• TASK BRIEF: Tally up the lines in the following entries where the string "screenshot" appears, and answer with the number alone.

____

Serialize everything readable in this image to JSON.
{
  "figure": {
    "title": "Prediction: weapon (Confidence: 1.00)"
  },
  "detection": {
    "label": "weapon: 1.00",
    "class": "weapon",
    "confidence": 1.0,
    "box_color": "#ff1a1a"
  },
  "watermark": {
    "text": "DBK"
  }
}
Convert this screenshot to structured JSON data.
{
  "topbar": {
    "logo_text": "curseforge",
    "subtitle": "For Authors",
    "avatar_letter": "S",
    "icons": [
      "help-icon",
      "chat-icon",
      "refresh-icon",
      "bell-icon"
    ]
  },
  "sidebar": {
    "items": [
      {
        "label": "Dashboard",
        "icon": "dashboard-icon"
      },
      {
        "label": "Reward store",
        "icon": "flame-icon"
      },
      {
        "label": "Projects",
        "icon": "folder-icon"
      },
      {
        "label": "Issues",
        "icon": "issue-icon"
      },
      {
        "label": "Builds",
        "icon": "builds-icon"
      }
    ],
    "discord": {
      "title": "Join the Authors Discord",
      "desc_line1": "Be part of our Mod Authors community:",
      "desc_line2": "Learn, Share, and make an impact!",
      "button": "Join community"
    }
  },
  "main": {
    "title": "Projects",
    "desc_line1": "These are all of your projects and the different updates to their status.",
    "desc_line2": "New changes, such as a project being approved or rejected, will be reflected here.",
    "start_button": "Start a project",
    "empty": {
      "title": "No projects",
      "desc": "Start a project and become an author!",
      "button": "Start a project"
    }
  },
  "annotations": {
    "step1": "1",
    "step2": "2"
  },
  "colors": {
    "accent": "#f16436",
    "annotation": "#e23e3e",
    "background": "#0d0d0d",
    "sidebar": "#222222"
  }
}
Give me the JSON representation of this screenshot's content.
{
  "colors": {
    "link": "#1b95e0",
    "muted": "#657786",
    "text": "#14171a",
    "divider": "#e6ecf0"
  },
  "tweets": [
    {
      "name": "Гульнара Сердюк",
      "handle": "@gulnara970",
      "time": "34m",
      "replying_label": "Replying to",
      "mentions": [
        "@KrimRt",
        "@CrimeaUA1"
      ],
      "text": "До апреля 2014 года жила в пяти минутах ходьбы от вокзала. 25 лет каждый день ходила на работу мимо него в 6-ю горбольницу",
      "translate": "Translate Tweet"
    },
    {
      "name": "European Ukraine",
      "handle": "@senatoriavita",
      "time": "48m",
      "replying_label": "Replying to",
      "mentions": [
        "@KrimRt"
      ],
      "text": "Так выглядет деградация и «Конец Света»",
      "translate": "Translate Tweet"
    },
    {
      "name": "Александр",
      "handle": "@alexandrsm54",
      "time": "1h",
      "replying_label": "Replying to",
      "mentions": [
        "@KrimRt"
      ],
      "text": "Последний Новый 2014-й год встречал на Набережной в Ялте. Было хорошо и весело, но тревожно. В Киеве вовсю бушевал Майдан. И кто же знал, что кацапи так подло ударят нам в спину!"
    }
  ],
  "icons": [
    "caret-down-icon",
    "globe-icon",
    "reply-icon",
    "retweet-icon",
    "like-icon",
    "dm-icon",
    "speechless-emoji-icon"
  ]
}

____

• PROBLEM SOLUTION: 2